Wednesday, March 22, 2017

Restraint and Why We Dislike It

What is the feeling you have when you see this little guy?  Pity?  Sadness?

You're probably not feeling relief or contentment.

Here, little Luigi is being "restrained" from running free.  That seems bad, right?  But if we think of him as being restrained from the dangers of running loose, it is a good thing.

Luigi is in the kennel so he's cared for, not so he can run the streets while his owner is gone.

The dictionary defines restraint as "a way of limiting, controlling, or stopping something."  Boo!  Who wants to be limited, controlled or stopped?  Not us!  We want to do what we wish, listen to our feelings, follow our bliss.

The dictionary also defines restraint as "the act of holding something back."  Hmmm.....

If we believe in an All-Poweful God, that means God can intervene in areas that are dangerous.  Yet tragedies happen.  But what if God is restraining His own behavior in order that we experience something deeper.  Maybe our physical and mental well being will be threatened, harmed or damaged, but our spiritual health will be enhanced.  Maybe that cage we think we're in is for our own safety.

Maybe things aren't always as they appear. 

When dogs come to the kennel, I give them the benefit of the doubt that they are a Good Dog until proven otherwise.  While that's not always as easy with people, it's a good rule of thumb.  While I've had my share of unwelcome events in my life, I can say that ultimately they led to an uncomfortable and even painful stretching of my faith.  What we have on earth isn't forever, but what we can't see is. 

If we believe in an All-Loving God, we can imagine that Jesus longs to swoop in and spare us pain.  He shows restraint when something bigger is at work.  If God holds something back from us now, it is only because it is for Our Good and His Glory.  It isn't always fun and it isn't always easy.  But, it's always good.

Wednesday, March 8, 2017

Misplaced Devotion

Last Saturday, a friend of mine noticed a dog at the end of her rather long driveway, hanging out by the road.  The dog won't let her get near him.  She's given him food and water, contacted the local animal control, and still the dog stays at the end of the driveway.  It is classic dumped-dog behavior.  The dog is foregoing the minimal amount of food in favor of waiting for his owner to return. 

Five days he's waiting.  Five days he's ignoring someone who wants very much to care for the dog and get him to safety.  But he can't stop focusing on what is no more despite a much rosier future.
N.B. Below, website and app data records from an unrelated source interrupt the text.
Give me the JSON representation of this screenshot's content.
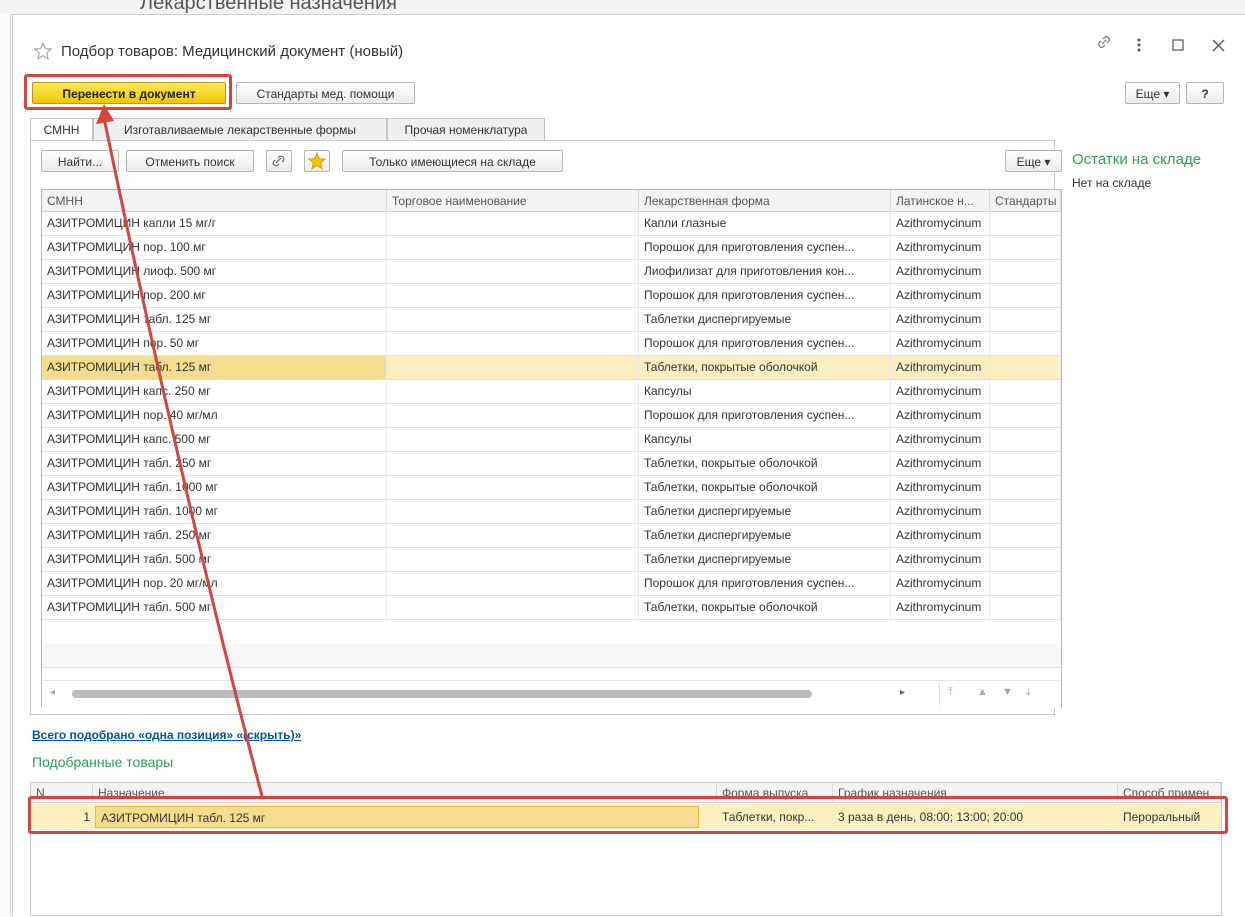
{
  "background_window": {
    "title": "Лекарственные назначения"
  },
  "dialog": {
    "title": "Подбор товаров: Медицинский документ (новый)",
    "icons": {
      "favorite": "star-outline-icon",
      "link": "link-icon",
      "menu": "more-vertical-icon",
      "maximize": "maximize-icon",
      "close": "close-icon"
    }
  },
  "toolbar": {
    "transfer_label": "Перенести в документ",
    "standards_label": "Стандарты мед. помощи",
    "more_label": "Еще ▾",
    "help_label": "?"
  },
  "tabs": [
    {
      "label": "СМНН"
    },
    {
      "label": "Изготавливаемые лекарственные формы"
    },
    {
      "label": "Прочая номенклатура"
    }
  ],
  "table_toolbar": {
    "find_label": "Найти...",
    "cancel_search_label": "Отменить поиск",
    "only_in_stock_label": "Только имеющиеся на складе",
    "more_label": "Еще ▾"
  },
  "table": {
    "columns": [
      "СМНН",
      "Торговое наименование",
      "Лекарственная форма",
      "Латинское н...",
      "Стандарты"
    ],
    "rows": [
      [
        "АЗИТРОМИЦИН капли 15 мг/г",
        "",
        "Капли глазные",
        "Azithromycinum",
        ""
      ],
      [
        "АЗИТРОМИЦИН пор. 100 мг",
        "",
        "Порошок для приготовления суспен...",
        "Azithromycinum",
        ""
      ],
      [
        "АЗИТРОМИЦИН лиоф. 500 мг",
        "",
        "Лиофилизат для приготовления кон...",
        "Azithromycinum",
        ""
      ],
      [
        "АЗИТРОМИЦИН пор. 200 мг",
        "",
        "Порошок для приготовления суспен...",
        "Azithromycinum",
        ""
      ],
      [
        "АЗИТРОМИЦИН табл. 125 мг",
        "",
        "Таблетки диспергируемые",
        "Azithromycinum",
        ""
      ],
      [
        "АЗИТРОМИЦИН пор. 50 мг",
        "",
        "Порошок для приготовления суспен...",
        "Azithromycinum",
        ""
      ],
      [
        "АЗИТРОМИЦИН табл. 125 мг",
        "",
        "Таблетки, покрытые оболочкой",
        "Azithromycinum",
        ""
      ],
      [
        "АЗИТРОМИЦИН капс. 250 мг",
        "",
        "Капсулы",
        "Azithromycinum",
        ""
      ],
      [
        "АЗИТРОМИЦИН пор. 40 мг/мл",
        "",
        "Порошок для приготовления суспен...",
        "Azithromycinum",
        ""
      ],
      [
        "АЗИТРОМИЦИН капс. 500 мг",
        "",
        "Капсулы",
        "Azithromycinum",
        ""
      ],
      [
        "АЗИТРОМИЦИН табл. 250 мг",
        "",
        "Таблетки, покрытые оболочкой",
        "Azithromycinum",
        ""
      ],
      [
        "АЗИТРОМИЦИН табл. 1000 мг",
        "",
        "Таблетки, покрытые оболочкой",
        "Azithromycinum",
        ""
      ],
      [
        "АЗИТРОМИЦИН табл. 1000 мг",
        "",
        "Таблетки диспергируемые",
        "Azithromycinum",
        ""
      ],
      [
        "АЗИТРОМИЦИН табл. 250 мг",
        "",
        "Таблетки диспергируемые",
        "Azithromycinum",
        ""
      ],
      [
        "АЗИТРОМИЦИН табл. 500 мг",
        "",
        "Таблетки диспергируемые",
        "Azithromycinum",
        ""
      ],
      [
        "АЗИТРОМИЦИН пор. 20 мг/мл",
        "",
        "Порошок для приготовления суспен...",
        "Azithromycinum",
        ""
      ],
      [
        "АЗИТРОМИЦИН табл. 500 мг",
        "",
        "Таблетки, покрытые оболочкой",
        "Azithromycinum",
        ""
      ]
    ],
    "selected_row": 6
  },
  "stock_panel": {
    "title": "Остатки на складе",
    "status": "Нет на складе"
  },
  "summary_link": "Всего подобрано «одна позиция» «(скрыть)»",
  "selected_goods": {
    "title": "Подобранные товары",
    "columns": [
      "N",
      "Назначение",
      "Форма выпуска",
      "График назначения",
      "Способ примен"
    ],
    "rows": [
      [
        "1",
        "АЗИТРОМИЦИН табл. 125 мг",
        "Таблетки, покр...",
        "3 раза в день, 08:00; 13:00; 20:00",
        "Пероральный"
      ]
    ]
  },
  "colors": {
    "accent_green": "#2aa055",
    "highlight_red": "#d0473f",
    "selection": "#fbeec0",
    "primary_yellow": "#f2c800"
  }
}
Aren't we often like this?  Personally, I'm sort of a master at staring at the door slammed shut in my face rather than the window open right by me, from where fragrant winds blow (or today, hurricane force gales). 

Too often we approach God with a clenched fist, unable to open our empty palm and let the God of love fill it with the good gifts He longs to share.

The dog doesn't know what's coming, which is a chilling cold front.  My friend does, and is eager to get him to safety.  But the dog refuses, longing for the love of the owner that undoubtedly has rejected him forever.

It's painful to imagine this dog's misplaced devotion.  It's sad what the dog is missing from what my wonderful friend has in store for him, which is Hope and a Future.  Instead, the dog paces, runs away, and looks at the empty, dirty road.  He has settled for a poor definition of love.

Sometimes we think our idea of what God is like is better than who God really is.  We have an idea of what our good gifts should be, and how our future should look.  But we don't know the Cold Front is coming and our God does.  We don't know that we're looking at a lonely and dirty road, when a street of gold could be our destiny.

Today I hope the dog chooses safety.  Today I hope I remember to unclench my fist.  Today I hope you choose to turn to the One who longs to hold you in the palm of His hand.

May none of us settle for a poor definition of love.